Masud Ali, the young man who shot the viral video, hit back on Twitter calling out Chipotle for firing the manager on duty (Moran) but not her “side kick,” saying to them, “Just because you retrain someone doesn’t make them less racist.” Masud, clearly, was trying to get a second employee fired. For being racist. Well, get back to that in a second.
Anyway, as you can imagine - Moran was publicly shamed, lost her job, received thousands of hate messages and her picture & name became synonymous for hate. SJW (social justice warriors) everywhere patted themselves on the back for rooting out another racist.
Now, keep in mind this general story is nothing new. We see weekly videos of white people calling the cops on black folks for literally just eating their dinner, or walking down the street, or playing with their kids on the playground. This is textbook racial profiling and it happens. Basically, what the white folks are saying is “I see a black person - he/she must be doing something illegal!” Or how about the Starbucks incident(s) last year in Philly and L.A. Or, how about this video where a black man is picking up trash on his own property and a white cop doesn’t believe he lives there and pulls his gun on him. So, sadly, the story of “white person racially profiles person of color,” happens. Like, a lot. And it’s a huge problem.
But in this specific instance, well - let’s get back to Moran. Very quickly after her firing, for being a “white racist profiler,” a few internet sleuths saw holes in the official story. First of all, Moran isn’t white. And it’s painfully obvious to anyone watching the video that she’s of some kind of Latino heritage. Not that her racial background is a huge deal, but still. Second, it took internet sleuths all of like, ten minutes to jump onto the social media page of Masud Ali and see post after post from him, bragging on social media how he and his buddies love to dine and dash and have been doing it for years.
Um. Uh-oh. So, what you’re saying is that after the barest minimum of investigation it was super, super easy to figure out that Masud was a lying, serial “dine and dasher” and that Moran was actually protecting her employer from theft. But instead of doing the barest minimum of investigation into the event, Chipotle bent to the will of online hysteria and fired their employee for … protecting the store and doing the right thing.
It’s too bad because this kind of disengenous idiocy pushed by Ali and his A-hole buddy's - do actual harm to legitimate cases of racial profiling. Not that Ali cared about that. I mean, he might care about it now that he was outed for being a douchebag, but had he not been caught, do you really think Ali would have ever felt a moment of regret for getting an innocent woman fired?
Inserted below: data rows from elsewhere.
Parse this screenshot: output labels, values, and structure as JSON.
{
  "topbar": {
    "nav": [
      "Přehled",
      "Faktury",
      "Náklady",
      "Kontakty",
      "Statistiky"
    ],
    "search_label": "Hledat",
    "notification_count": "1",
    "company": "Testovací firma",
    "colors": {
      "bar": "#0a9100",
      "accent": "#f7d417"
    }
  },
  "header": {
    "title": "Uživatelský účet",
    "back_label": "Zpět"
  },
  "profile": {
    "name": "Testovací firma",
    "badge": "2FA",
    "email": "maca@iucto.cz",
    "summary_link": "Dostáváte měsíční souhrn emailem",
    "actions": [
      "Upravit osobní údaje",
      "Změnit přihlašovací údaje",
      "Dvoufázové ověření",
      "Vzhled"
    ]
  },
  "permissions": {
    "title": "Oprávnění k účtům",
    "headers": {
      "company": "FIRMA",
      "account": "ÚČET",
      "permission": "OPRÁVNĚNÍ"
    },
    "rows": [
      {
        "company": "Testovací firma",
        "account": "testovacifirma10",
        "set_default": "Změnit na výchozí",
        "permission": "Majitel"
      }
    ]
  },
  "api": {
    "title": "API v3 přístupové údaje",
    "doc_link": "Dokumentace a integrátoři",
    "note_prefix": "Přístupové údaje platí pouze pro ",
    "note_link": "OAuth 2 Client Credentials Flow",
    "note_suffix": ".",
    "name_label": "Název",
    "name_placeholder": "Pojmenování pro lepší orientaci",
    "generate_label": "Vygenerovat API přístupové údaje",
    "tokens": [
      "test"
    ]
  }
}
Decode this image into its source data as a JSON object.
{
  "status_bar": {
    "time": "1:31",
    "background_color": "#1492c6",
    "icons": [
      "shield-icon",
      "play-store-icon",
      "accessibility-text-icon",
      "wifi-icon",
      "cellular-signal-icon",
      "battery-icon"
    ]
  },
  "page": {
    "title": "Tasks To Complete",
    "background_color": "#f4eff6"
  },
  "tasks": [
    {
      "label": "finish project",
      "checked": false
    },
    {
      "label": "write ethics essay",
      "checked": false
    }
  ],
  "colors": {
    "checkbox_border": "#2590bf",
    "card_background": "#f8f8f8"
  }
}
I’m going to go out on a limb and say - he would not have cared at all. Not one bit.
Well, it’s all come full circle now. The internet sleuths pushed evidence back towards Chipotle. Chipotle publicly apologized to Dominique Moran for getting it wrong and offered her job back but … I haven’t been able to find out if she took the job or not. To be honest, I hope she didn’t. I hope she moves on to better things.